In 2001 the bell has still not given up the ghost. Jim Williamson of the Oxford Physics Department reports that

"It is still there and still ringing. You can see it in the glass cabinet in the foyer of the Clarendon, on the left as you go into the Martin Wood."


The Beverly Clock

In Dunedin, a clock is ticking.

As described by L.E.S. Amon, A. Beverly, and J.N. Dodd in their 1984 report (NOTE: although Beverly was long-deceased, Amon and Dodd, having drawn heavily from his notebooks, decided to include him as a co-author):

In the foyer of the Department of Physics at the University of Otago, in Dunedin is a clock which, in principle, has not needed winding since it was made by Arthur Beverly in 1864....

Ambient temperature fluctuations expand and contract the air in an air-tight box. According to calculation (Beverly c. 1864) one can obtain more than sufficient energy to drive an efficient clock mechanism, typically a one pound weight falling one inch each day, from a volume of one cubic foot of air expanding under a 6° diurnal variation of temperature.


The Beverly clock's mechanism, seen in early 2001.

The photographs shown here were taken by Robin Gledhill, the technician who these days keeps the clock running. Gledhill reports that

The clock is beautiful. It runs on both pressure and temperature, but temperature seems to be the most important factor. The two chain wheels you can see in the photo are linked on the same axis and one drives the other in only one direction by a rachet.

Foyers

And so, science marches on, however slowly.

One element common to all three experiment is that of being located in foyers of physics departments. We would enjoy hearing from investigators who know of other such physics foyer experiments.

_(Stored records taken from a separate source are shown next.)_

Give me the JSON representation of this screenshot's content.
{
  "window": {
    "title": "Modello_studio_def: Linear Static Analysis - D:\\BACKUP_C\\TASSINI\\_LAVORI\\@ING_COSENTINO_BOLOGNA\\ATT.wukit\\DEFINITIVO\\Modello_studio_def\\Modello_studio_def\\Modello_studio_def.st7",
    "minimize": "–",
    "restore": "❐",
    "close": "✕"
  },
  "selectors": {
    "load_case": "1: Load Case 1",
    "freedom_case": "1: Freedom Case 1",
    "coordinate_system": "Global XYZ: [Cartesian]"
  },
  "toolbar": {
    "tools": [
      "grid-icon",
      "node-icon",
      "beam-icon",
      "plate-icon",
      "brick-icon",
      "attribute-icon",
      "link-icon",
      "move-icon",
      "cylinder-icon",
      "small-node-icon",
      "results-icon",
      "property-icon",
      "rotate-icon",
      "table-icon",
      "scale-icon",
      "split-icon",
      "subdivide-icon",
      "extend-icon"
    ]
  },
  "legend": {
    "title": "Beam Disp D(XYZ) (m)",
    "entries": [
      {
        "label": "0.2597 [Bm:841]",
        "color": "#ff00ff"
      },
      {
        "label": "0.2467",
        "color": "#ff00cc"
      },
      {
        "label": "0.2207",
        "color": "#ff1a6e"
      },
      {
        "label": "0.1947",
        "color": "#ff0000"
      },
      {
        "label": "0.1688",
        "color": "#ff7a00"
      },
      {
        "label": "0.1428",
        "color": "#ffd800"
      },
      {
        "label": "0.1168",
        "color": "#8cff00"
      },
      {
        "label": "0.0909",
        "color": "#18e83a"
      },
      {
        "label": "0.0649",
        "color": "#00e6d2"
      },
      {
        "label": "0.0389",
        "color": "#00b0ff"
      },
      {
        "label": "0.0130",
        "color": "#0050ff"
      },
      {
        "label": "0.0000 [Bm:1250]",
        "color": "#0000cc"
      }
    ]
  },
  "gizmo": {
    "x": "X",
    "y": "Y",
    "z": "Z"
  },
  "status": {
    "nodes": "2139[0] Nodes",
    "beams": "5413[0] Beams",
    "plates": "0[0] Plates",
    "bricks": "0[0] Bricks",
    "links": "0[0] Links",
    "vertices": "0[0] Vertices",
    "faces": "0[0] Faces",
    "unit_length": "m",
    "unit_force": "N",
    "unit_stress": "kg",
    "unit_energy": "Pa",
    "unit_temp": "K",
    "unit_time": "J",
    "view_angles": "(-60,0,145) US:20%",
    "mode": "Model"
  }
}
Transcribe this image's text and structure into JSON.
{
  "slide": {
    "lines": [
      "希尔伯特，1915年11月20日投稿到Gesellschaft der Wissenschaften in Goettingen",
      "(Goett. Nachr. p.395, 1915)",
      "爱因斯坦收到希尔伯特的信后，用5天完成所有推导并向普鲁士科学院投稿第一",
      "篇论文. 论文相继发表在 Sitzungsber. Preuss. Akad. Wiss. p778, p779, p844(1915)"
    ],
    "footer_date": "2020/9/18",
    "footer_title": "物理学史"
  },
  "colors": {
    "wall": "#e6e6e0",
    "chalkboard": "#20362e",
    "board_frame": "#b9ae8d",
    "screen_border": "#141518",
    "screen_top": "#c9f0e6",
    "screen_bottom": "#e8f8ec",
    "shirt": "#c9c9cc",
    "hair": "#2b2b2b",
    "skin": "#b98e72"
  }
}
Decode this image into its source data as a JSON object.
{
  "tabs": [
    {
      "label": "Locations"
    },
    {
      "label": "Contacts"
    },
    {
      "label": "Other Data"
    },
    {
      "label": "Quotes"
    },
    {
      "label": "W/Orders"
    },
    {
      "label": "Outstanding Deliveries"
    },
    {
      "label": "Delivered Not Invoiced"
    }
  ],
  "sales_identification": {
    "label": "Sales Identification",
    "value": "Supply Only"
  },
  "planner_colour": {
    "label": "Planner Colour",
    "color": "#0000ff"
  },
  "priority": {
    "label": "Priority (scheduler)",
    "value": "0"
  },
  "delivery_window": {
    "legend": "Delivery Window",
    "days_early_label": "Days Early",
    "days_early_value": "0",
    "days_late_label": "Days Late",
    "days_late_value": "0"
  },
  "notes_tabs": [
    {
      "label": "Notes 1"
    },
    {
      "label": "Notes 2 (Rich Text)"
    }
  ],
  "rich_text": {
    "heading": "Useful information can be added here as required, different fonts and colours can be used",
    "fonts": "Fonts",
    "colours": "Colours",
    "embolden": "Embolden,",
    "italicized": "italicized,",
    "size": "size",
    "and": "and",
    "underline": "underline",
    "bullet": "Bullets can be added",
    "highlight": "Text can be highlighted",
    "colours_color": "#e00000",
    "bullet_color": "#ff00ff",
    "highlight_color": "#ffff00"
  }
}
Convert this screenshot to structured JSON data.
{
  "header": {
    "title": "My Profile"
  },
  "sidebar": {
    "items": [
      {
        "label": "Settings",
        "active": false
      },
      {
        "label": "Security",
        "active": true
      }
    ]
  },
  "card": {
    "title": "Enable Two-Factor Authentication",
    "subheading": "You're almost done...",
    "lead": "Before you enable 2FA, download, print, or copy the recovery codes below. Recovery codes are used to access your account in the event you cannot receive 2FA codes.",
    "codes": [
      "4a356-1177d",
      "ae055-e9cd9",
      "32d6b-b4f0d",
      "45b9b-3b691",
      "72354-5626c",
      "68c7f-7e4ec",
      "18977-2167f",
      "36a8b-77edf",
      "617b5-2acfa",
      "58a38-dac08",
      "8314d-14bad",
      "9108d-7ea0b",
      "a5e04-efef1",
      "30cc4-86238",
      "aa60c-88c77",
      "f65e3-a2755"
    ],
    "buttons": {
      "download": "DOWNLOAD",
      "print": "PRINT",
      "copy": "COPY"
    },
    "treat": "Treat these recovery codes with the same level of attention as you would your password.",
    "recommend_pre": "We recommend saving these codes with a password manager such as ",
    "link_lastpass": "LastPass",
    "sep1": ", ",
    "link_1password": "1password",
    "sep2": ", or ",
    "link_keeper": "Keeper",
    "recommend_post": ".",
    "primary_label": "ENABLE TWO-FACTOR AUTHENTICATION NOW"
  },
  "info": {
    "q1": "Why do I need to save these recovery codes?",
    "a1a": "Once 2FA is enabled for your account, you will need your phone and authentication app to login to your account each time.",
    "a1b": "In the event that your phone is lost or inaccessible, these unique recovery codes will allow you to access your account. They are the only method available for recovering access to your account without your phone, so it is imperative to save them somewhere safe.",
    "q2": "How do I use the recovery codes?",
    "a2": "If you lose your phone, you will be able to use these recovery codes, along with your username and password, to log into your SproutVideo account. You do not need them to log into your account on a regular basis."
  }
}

(Thanks to Steve Dahms for bringing these experiments to our attention, to Don Grainger for assisting with the Oxford bell update, and to Nick Kim for assisting with the Beverly clock update.)

© Copyright 2001 Annals of Improbable Research (AIR)

This HotAIR feature first appeared in VOLUME 7-ISSUE 3 of the print magazine. For a complete list of web site featured articles, see What's New.